The next day, I came in a little late and there was a note attached to the computer saying that this computer had probably been infected with a virus. My schools IT department will shut off any port that they think might have an infected computer attached to it, which they did to this one. Someone in my lab told the IT guy what was going on, so he brought up another computer that was configured as a firewall with two ethernet cards. I plugged this in and ran the new system behind this. I then installed a virus detection/removal application, searched the hard drive and it found a virus and quarantined it. At this point, it was basically ready to use.
Installing Fedora Linux: We then decided to install Fedora Linux onto another partition. I went to their website, downloaded a DVD iso disk image and burned it to DVD disk, all for free (well, $1 for the DVD disk). I inserted the DVD into the computer, restarted, clicked a few options and it installed Linux. It then restarted and asked me which OS I wanted to boot into. I choose Linux and it booted. Oddly enough, I opened the browser and it has already connected to the internet. It didn't ask me what to do or even delay at all to configure the internet like Windows does. Additionally, I had the entire Open Office suite installed as well as quite a few other open source programs like the Gimp for working on photos. (On the XP side, we still needed to install (and buy) all this stuff. Without even updating the system, it ran for a day without getting a virus. I then updated all the software and it never asked me to reboot (compared to XP, which I had to reboot about 5 times).

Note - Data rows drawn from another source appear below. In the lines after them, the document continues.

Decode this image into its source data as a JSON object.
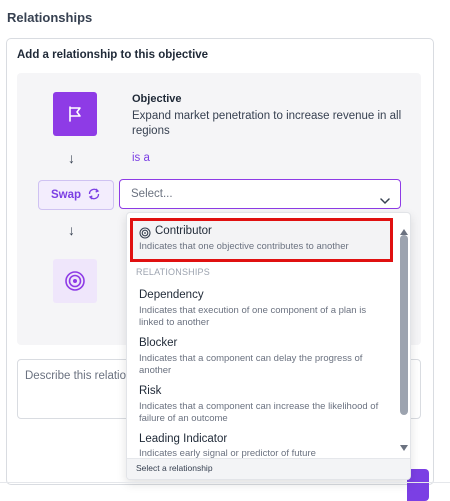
{
  "section_title": "Relationships",
  "panel": {
    "title": "Add a relationship to this objective",
    "source": {
      "label": "Objective",
      "value": "Expand market penetration to increase revenue in all regions"
    },
    "relation_prefix": "is a",
    "swap_label": "Swap",
    "select": {
      "placeholder": "Select..."
    },
    "description": {
      "placeholder": "Describe this relatio"
    }
  },
  "dropdown": {
    "highlighted": {
      "label": "Contributor",
      "desc": "Indicates that one objective contributes to another"
    },
    "group_label": "RELATIONSHIPS",
    "options": [
      {
        "label": "Dependency",
        "desc": "Indicates that execution of one component of a plan is linked to another"
      },
      {
        "label": "Blocker",
        "desc": "Indicates that a component can delay the progress of another"
      },
      {
        "label": "Risk",
        "desc": "Indicates that a component can increase the likelihood of failure of an outcome"
      },
      {
        "label": "Leading Indicator",
        "desc": "Indicates early signal or predictor of future"
      }
    ],
    "footer": "Select a relationship"
  },
  "colors": {
    "accent": "#7b3fe4",
    "icon_bg": "#8e3be6",
    "highlight_border": "#e01010"
  }
}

Comparison: Installing Windows XP took about 5 hours to get it up and running and virus free and took the help of two other computers (one to get the ethernet card drivers from and one to act as a firewall). Installing Linux took less than 3 hours (about an hour to download the iso image, half an hour to burn it, and about an hour to install it). So, now that I have figured this out, I should be able to get all four of them up and running very quickly. My only irritation is that we have to keep Windows running on these computers at all. The only piece of software that we need Windows to run is Solidworks, a CAD modeling program. Just about everything else my lab needs to run also works on Linux. I am very impressed with Fedora. I tried Mandrake a little while ago, but wasn't so impressed. Fedora works very well.
Addendum: Within the first six months we have had these 4 computers running, we have had to contact Dell three separate times to get two motherboards replaced and one hard drive replaced. Contacting Dell (i.e. actually talking to a person) took many hours on a phone and about 7 e-mails to finally convince them that our motherboards were broken. Once they were convinced, they did send someone out and fixed it onsite, which was nice. These computers have not impressed me much. These machines cost about $1300 each and have had these kind of problems. I cannot imagine what kind of problems the cheaper Dell computers are going to have. They may be cheap, but you definitely are getting what you pay for.
Similarly the software has been problematic - Windows XP was starting to crash and have various problems after about 8 months, so we had to reinstall a fresh disk image. Not too hard because we have the entire disks imaged, so we just copy that over and update all the software. (Linux has been working fine so far.) Took about a day to get these 4 computers running Windows XP again. Granted, these are public machines, so they are not taken care of by anyone person, but I have had 5 computers running Linux in an afterschool program running for about 6 months with almost no maintenance required.